*Work item*
Pick every line out of the entries below that has the string "adapter", and copy it.

*Supplied records*
┌────────
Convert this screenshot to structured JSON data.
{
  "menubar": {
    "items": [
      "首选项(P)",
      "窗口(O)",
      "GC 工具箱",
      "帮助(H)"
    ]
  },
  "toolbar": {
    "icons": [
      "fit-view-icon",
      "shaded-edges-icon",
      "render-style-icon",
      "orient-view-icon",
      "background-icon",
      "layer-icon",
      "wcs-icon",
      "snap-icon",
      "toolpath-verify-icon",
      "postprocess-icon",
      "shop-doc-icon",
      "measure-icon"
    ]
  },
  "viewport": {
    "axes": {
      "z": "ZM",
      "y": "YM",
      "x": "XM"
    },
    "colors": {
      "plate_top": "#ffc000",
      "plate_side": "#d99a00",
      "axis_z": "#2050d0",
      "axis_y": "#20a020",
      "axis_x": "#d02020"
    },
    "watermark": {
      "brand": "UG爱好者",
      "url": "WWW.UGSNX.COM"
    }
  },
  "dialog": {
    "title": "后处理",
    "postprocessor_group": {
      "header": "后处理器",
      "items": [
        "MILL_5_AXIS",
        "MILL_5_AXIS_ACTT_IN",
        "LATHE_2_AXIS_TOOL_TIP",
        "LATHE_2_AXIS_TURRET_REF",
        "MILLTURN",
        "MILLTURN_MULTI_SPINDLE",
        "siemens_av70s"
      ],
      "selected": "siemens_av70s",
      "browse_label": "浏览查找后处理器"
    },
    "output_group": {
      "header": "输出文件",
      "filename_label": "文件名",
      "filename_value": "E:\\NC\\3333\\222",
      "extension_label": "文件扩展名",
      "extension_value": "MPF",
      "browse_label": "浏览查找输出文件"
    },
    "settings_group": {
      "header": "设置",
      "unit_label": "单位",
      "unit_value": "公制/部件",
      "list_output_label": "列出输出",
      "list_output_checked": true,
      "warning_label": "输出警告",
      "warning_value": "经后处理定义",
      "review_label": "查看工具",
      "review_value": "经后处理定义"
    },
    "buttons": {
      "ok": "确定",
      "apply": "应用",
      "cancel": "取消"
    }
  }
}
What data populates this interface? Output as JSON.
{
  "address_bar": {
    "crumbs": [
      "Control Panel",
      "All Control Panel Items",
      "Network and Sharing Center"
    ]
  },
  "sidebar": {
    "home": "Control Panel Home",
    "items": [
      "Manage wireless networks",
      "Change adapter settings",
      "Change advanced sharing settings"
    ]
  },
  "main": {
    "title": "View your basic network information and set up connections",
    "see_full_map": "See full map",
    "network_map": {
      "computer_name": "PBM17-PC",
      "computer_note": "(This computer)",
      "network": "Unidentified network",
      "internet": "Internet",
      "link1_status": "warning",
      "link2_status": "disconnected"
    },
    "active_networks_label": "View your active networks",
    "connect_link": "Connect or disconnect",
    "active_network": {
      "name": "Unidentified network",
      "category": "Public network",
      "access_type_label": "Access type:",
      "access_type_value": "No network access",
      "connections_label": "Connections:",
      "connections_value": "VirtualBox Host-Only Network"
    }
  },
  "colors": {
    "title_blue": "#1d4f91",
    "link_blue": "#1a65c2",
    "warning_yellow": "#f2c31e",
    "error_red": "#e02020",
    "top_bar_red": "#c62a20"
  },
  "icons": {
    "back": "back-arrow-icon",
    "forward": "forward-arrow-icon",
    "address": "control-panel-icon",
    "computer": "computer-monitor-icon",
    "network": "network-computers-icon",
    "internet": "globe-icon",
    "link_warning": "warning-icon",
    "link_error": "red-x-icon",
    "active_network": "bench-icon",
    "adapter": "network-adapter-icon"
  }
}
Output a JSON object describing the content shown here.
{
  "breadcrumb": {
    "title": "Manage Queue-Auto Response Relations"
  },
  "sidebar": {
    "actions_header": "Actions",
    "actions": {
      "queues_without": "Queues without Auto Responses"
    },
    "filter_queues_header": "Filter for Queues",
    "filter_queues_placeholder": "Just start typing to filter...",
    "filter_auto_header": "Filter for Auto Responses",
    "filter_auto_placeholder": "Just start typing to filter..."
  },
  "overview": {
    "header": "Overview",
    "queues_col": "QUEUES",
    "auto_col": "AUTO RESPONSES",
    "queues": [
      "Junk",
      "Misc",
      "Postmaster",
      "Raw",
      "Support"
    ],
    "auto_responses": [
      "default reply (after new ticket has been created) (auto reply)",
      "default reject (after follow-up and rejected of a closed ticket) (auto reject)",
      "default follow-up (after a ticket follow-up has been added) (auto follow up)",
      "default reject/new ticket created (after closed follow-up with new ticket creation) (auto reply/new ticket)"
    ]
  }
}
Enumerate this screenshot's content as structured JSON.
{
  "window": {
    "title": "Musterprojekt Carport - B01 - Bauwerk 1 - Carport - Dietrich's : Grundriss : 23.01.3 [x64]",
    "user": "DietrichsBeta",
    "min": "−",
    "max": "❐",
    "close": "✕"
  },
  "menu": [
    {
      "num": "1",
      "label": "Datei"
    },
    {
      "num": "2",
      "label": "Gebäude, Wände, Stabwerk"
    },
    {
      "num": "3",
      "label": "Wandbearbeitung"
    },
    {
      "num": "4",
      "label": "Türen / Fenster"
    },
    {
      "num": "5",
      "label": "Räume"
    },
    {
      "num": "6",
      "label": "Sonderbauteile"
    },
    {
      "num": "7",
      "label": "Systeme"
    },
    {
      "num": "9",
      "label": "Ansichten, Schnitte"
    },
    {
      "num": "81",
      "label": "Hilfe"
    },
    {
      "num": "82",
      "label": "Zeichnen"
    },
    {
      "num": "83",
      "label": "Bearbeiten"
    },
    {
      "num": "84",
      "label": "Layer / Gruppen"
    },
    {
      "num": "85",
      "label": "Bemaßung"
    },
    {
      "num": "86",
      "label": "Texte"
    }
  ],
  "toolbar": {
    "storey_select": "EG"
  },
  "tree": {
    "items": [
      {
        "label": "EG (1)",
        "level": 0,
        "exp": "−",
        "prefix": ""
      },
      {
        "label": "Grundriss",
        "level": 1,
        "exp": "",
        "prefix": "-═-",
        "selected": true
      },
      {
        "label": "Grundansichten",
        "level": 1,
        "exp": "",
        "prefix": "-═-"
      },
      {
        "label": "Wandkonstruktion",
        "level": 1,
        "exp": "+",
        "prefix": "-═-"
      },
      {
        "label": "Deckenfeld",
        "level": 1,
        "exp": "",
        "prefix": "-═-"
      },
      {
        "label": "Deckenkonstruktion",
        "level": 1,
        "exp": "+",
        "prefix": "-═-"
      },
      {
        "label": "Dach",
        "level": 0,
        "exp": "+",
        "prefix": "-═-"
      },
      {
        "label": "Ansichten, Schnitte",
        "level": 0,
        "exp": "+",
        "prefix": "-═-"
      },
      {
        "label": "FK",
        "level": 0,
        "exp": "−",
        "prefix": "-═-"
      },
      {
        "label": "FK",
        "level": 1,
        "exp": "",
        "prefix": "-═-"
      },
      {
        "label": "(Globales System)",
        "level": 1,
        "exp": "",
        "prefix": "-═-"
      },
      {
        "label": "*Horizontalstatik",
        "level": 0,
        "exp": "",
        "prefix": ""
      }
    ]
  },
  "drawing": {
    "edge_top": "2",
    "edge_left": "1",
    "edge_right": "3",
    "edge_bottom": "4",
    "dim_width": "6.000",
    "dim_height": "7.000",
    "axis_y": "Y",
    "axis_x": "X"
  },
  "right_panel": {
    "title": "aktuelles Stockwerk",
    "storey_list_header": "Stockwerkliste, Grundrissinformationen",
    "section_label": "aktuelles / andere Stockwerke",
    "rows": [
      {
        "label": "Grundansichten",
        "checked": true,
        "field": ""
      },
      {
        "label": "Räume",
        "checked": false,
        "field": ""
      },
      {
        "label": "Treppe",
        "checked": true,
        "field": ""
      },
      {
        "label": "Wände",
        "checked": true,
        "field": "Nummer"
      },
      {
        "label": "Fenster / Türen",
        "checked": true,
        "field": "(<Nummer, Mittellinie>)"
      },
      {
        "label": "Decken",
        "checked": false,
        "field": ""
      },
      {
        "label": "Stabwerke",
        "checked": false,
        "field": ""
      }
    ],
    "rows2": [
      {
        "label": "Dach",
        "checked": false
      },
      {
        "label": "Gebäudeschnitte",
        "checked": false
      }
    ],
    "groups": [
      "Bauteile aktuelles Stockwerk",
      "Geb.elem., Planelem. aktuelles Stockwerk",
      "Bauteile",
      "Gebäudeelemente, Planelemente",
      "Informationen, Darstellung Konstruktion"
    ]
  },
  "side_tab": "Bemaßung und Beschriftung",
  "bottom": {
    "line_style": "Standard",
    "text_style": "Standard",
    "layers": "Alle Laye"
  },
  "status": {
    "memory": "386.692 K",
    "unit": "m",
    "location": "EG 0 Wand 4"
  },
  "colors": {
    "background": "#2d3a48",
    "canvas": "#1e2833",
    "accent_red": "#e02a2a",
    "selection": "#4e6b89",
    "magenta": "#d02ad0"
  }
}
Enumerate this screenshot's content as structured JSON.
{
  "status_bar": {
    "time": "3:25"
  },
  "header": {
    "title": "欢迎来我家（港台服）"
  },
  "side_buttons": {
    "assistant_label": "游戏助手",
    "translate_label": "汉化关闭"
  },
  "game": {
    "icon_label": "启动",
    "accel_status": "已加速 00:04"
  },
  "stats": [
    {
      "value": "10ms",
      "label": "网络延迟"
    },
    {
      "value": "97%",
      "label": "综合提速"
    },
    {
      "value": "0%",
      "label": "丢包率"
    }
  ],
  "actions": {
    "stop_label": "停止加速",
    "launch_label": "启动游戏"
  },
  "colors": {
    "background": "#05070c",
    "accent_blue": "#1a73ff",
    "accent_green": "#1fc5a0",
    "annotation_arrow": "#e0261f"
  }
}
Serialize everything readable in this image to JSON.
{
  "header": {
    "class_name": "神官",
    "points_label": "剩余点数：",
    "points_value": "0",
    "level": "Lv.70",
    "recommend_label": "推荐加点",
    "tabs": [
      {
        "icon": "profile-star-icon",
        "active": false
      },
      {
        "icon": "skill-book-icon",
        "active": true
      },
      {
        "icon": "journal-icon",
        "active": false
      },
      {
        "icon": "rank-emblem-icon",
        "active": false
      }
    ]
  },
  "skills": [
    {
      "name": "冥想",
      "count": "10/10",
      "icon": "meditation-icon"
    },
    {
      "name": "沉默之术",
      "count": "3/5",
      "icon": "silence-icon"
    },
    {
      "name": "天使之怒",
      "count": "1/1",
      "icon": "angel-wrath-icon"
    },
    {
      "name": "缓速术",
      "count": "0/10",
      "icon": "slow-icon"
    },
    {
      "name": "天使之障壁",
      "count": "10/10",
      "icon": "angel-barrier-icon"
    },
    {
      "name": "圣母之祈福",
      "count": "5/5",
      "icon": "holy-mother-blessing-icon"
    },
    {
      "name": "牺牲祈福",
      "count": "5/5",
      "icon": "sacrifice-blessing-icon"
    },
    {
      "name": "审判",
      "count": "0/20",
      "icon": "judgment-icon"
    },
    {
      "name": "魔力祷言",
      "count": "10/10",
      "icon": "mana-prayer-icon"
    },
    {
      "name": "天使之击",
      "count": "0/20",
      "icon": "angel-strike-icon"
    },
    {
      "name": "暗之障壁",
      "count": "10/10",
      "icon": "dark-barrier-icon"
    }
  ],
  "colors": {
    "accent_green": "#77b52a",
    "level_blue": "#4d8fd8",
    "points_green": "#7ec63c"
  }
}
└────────
*Reply to the task*
      "Change adapter settings",
    "adapter": "network-adapter-icon"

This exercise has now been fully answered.